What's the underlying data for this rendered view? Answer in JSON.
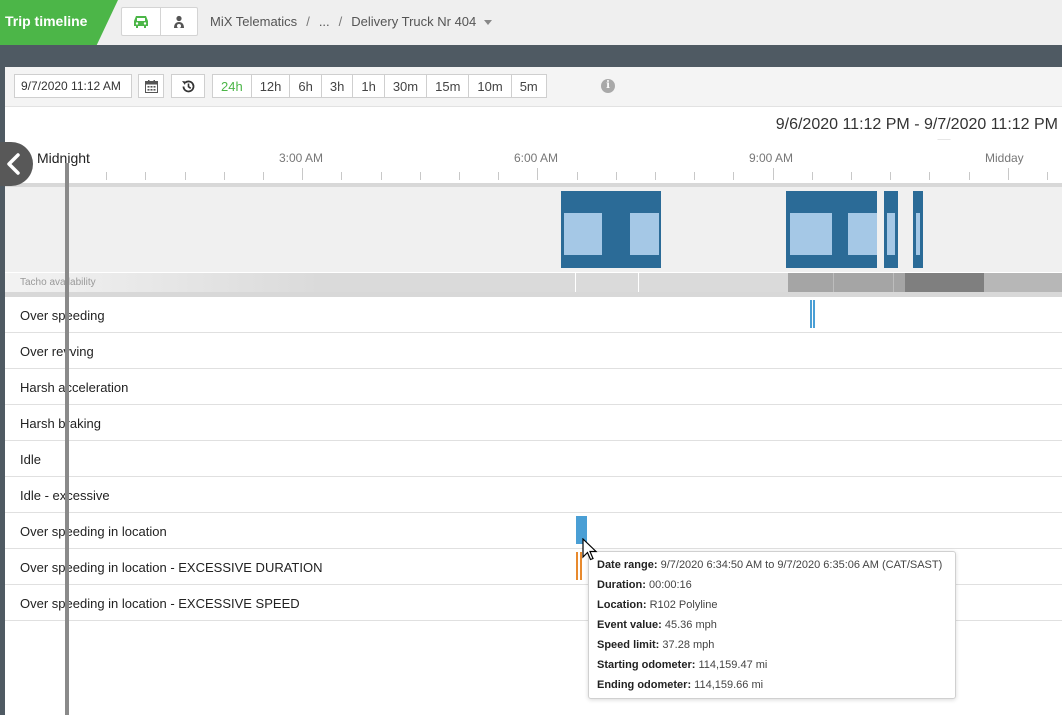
{
  "header": {
    "title": "Trip timeline",
    "modes": [
      {
        "icon": "vehicle-icon",
        "color": "#4cb648"
      },
      {
        "icon": "driver-icon",
        "color": "#555555"
      }
    ],
    "breadcrumb": [
      "MiX Telematics",
      "...",
      "Delivery Truck Nr 404"
    ]
  },
  "toolbar": {
    "date_value": "9/7/2020 11:12 AM",
    "ranges": [
      "24h",
      "12h",
      "6h",
      "3h",
      "1h",
      "30m",
      "15m",
      "10m",
      "5m"
    ],
    "active_range": "24h"
  },
  "range_label": "9/6/2020 11:12 PM  -  9/7/2020 11:12 PM",
  "axis": {
    "start_label": "Midnight",
    "labels": [
      "3:00 AM",
      "6:00 AM",
      "9:00 AM",
      "Midday"
    ]
  },
  "tacho": {
    "label": "Tacho availability"
  },
  "events": {
    "rows": [
      "Over speeding",
      "Over revving",
      "Harsh acceleration",
      "Harsh braking",
      "Idle",
      "Idle - excessive",
      "Over speeding in location",
      "Over speeding in location - EXCESSIVE DURATION",
      "Over speeding in location - EXCESSIVE SPEED"
    ]
  },
  "tooltip": {
    "date_range_label": "Date range:",
    "date_range_value": "9/7/2020 6:34:50 AM to 9/7/2020 6:35:06 AM (CAT/SAST)",
    "duration_label": "Duration:",
    "duration_value": "00:00:16",
    "location_label": "Location:",
    "location_value": "R102 Polyline",
    "event_value_label": "Event value:",
    "event_value_value": "45.36 mph",
    "speed_limit_label": "Speed limit:",
    "speed_limit_value": "37.28 mph",
    "start_odo_label": "Starting odometer:",
    "start_odo_value": "114,159.47 mi",
    "end_odo_label": "Ending odometer:",
    "end_odo_value": "114,159.66 mi"
  },
  "colors": {
    "brand_green": "#4cb648",
    "trip_blue": "#2b6b97",
    "stop_blue": "#a5c8e6",
    "event_blue": "#4a9fd5",
    "event_orange": "#e88a2e"
  }
}
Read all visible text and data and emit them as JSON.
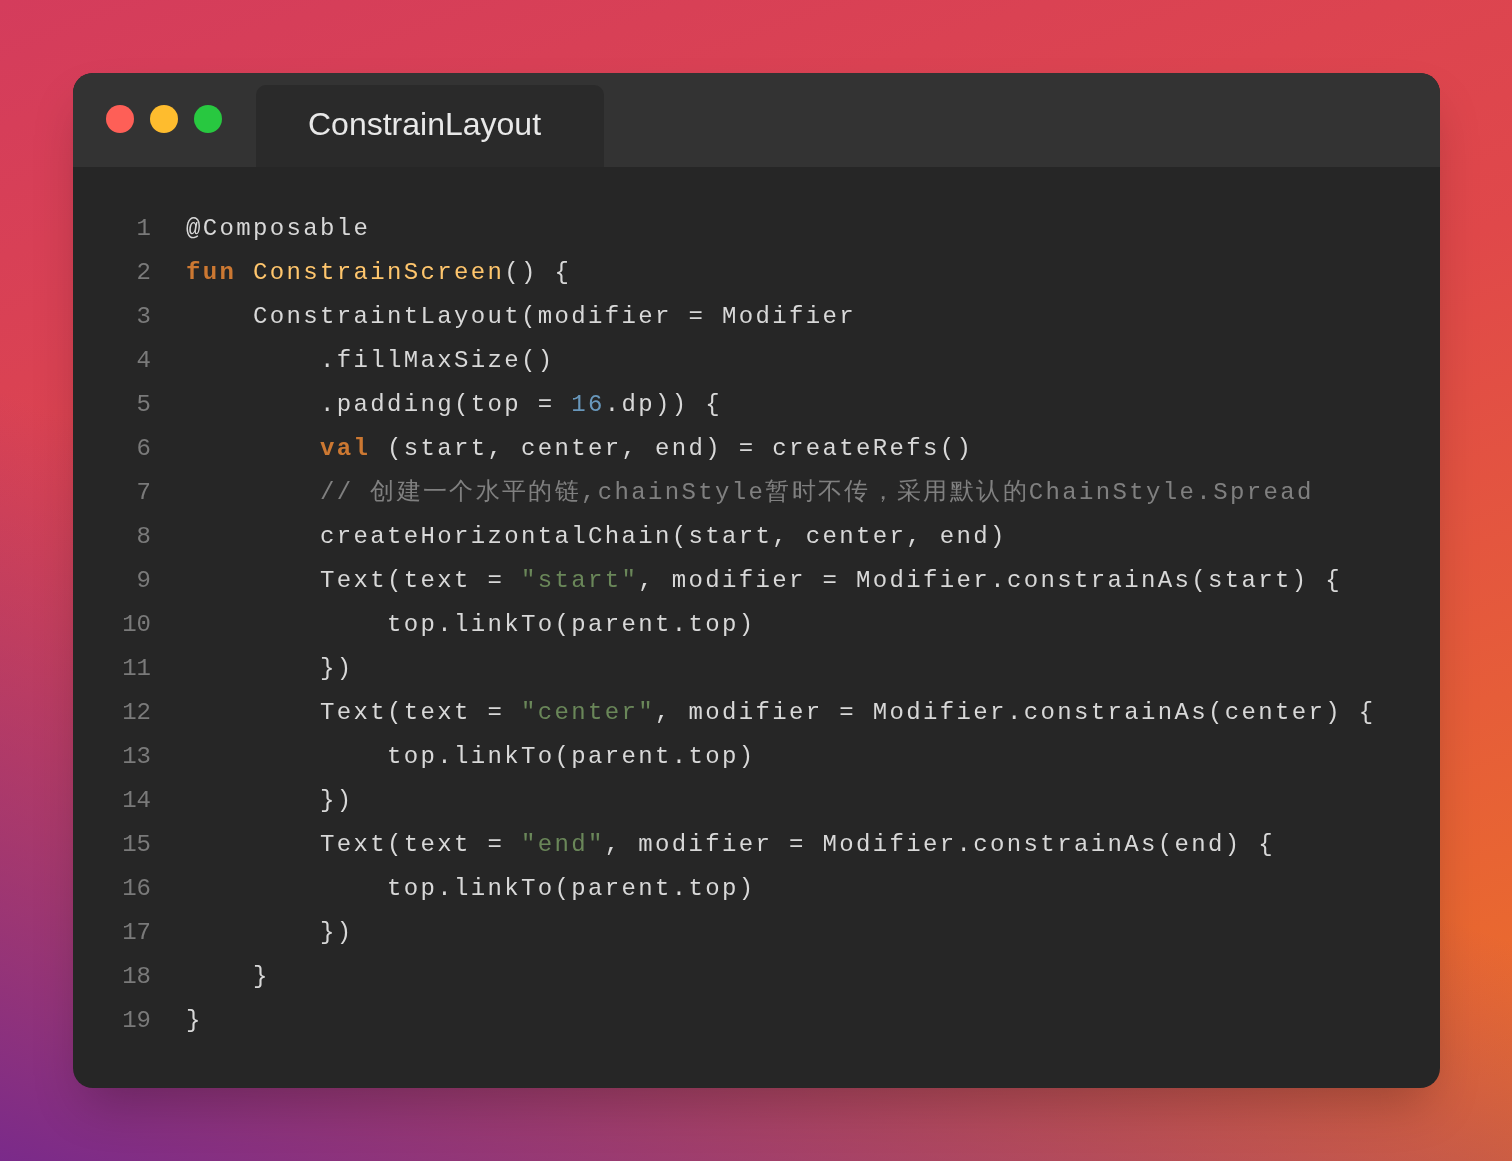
{
  "window": {
    "tab": {
      "title": "ConstrainLayout"
    }
  },
  "code": {
    "lines": [
      {
        "number": "1",
        "tokens": [
          {
            "kind": "annotation",
            "text": "@Composable"
          }
        ]
      },
      {
        "number": "2",
        "tokens": [
          {
            "kind": "keyword",
            "text": "fun "
          },
          {
            "kind": "function",
            "text": "ConstrainScreen"
          },
          {
            "kind": "plain",
            "text": "() {"
          }
        ]
      },
      {
        "number": "3",
        "tokens": [
          {
            "kind": "plain",
            "text": "    ConstraintLayout(modifier = Modifier"
          }
        ]
      },
      {
        "number": "4",
        "tokens": [
          {
            "kind": "plain",
            "text": "        .fillMaxSize()"
          }
        ]
      },
      {
        "number": "5",
        "tokens": [
          {
            "kind": "plain",
            "text": "        .padding(top = "
          },
          {
            "kind": "number",
            "text": "16"
          },
          {
            "kind": "plain",
            "text": ".dp)) {"
          }
        ]
      },
      {
        "number": "6",
        "tokens": [
          {
            "kind": "keyword",
            "text": "        val"
          },
          {
            "kind": "plain",
            "text": " (start, center, end) = createRefs()"
          }
        ]
      },
      {
        "number": "7",
        "tokens": [
          {
            "kind": "comment",
            "text": "        // 创建一个水平的链,chainStyle暂时不传，采用默认的ChainStyle.Spread"
          }
        ]
      },
      {
        "number": "8",
        "tokens": [
          {
            "kind": "plain",
            "text": "        createHorizontalChain(start, center, end)"
          }
        ]
      },
      {
        "number": "9",
        "tokens": [
          {
            "kind": "plain",
            "text": "        Text(text = "
          },
          {
            "kind": "string",
            "text": "\"start\""
          },
          {
            "kind": "plain",
            "text": ", modifier = Modifier.constrainAs(start) {"
          }
        ]
      },
      {
        "number": "10",
        "tokens": [
          {
            "kind": "plain",
            "text": "            top.linkTo(parent.top)"
          }
        ]
      },
      {
        "number": "11",
        "tokens": [
          {
            "kind": "plain",
            "text": "        })"
          }
        ]
      },
      {
        "number": "12",
        "tokens": [
          {
            "kind": "plain",
            "text": "        Text(text = "
          },
          {
            "kind": "string",
            "text": "\"center\""
          },
          {
            "kind": "plain",
            "text": ", modifier = Modifier.constrainAs(center) {"
          }
        ]
      },
      {
        "number": "13",
        "tokens": [
          {
            "kind": "plain",
            "text": "            top.linkTo(parent.top)"
          }
        ]
      },
      {
        "number": "14",
        "tokens": [
          {
            "kind": "plain",
            "text": "        })"
          }
        ]
      },
      {
        "number": "15",
        "tokens": [
          {
            "kind": "plain",
            "text": "        Text(text = "
          },
          {
            "kind": "string",
            "text": "\"end\""
          },
          {
            "kind": "plain",
            "text": ", modifier = Modifier.constrainAs(end) {"
          }
        ]
      },
      {
        "number": "16",
        "tokens": [
          {
            "kind": "plain",
            "text": "            top.linkTo(parent.top)"
          }
        ]
      },
      {
        "number": "17",
        "tokens": [
          {
            "kind": "plain",
            "text": "        })"
          }
        ]
      },
      {
        "number": "18",
        "tokens": [
          {
            "kind": "plain",
            "text": "    }"
          }
        ]
      },
      {
        "number": "19",
        "tokens": [
          {
            "kind": "plain",
            "text": "}"
          }
        ]
      }
    ]
  }
}
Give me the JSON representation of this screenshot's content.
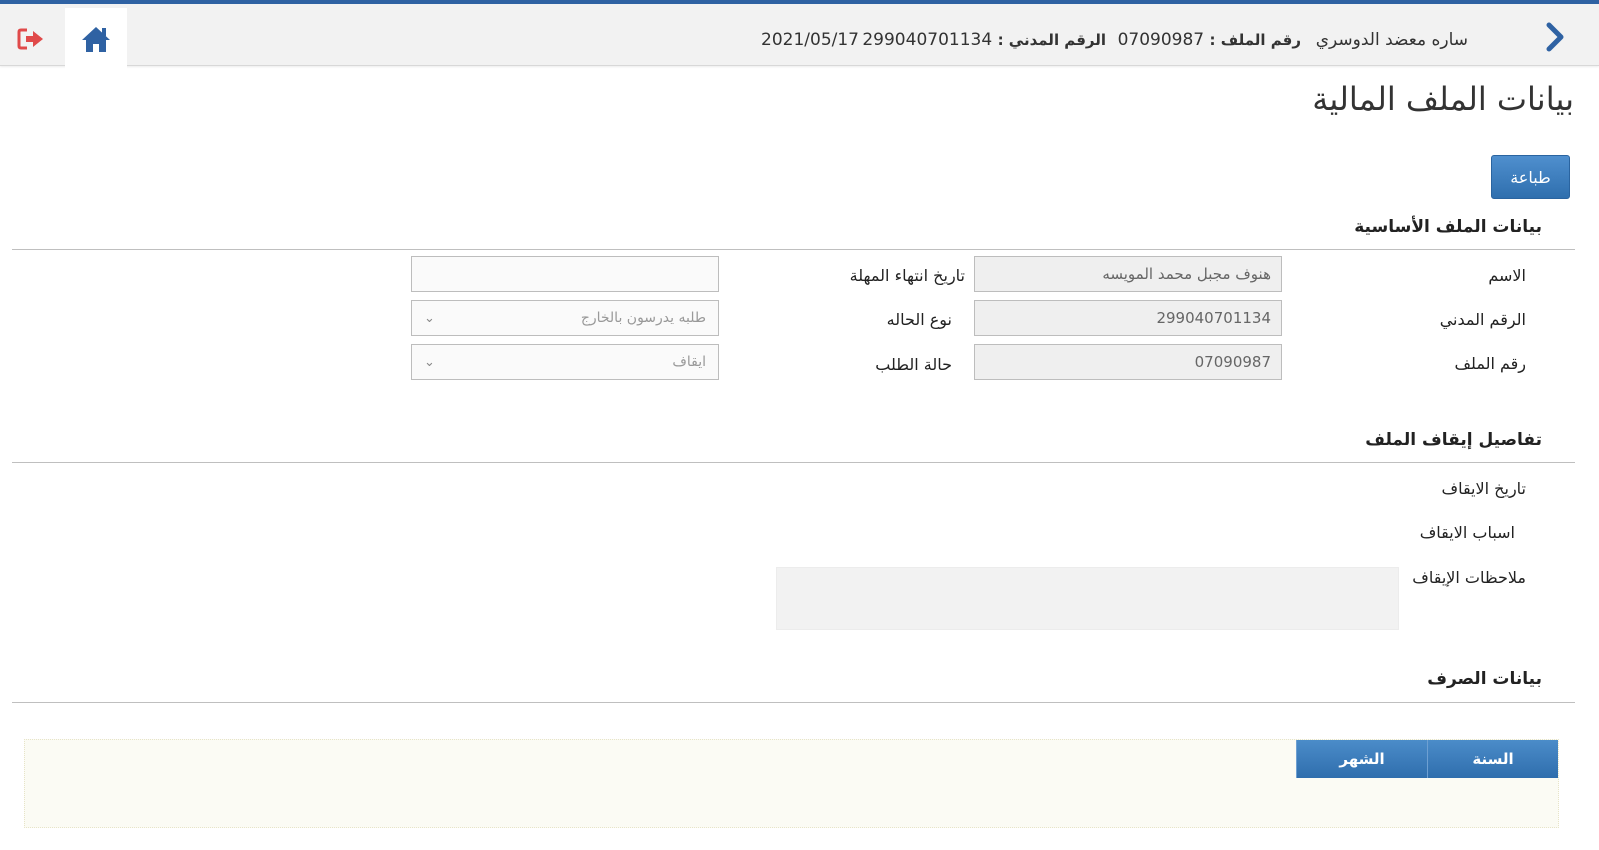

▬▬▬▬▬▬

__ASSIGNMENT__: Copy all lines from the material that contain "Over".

__SOLUTION FOR THIS TASK__:
      "Over speeding",
      "Over revving",
      "Over speeding in location",
      "Over speeding in location - EXCESSIVE DURATION",
      "Over speeding in location - EXCESSIVE SPEED"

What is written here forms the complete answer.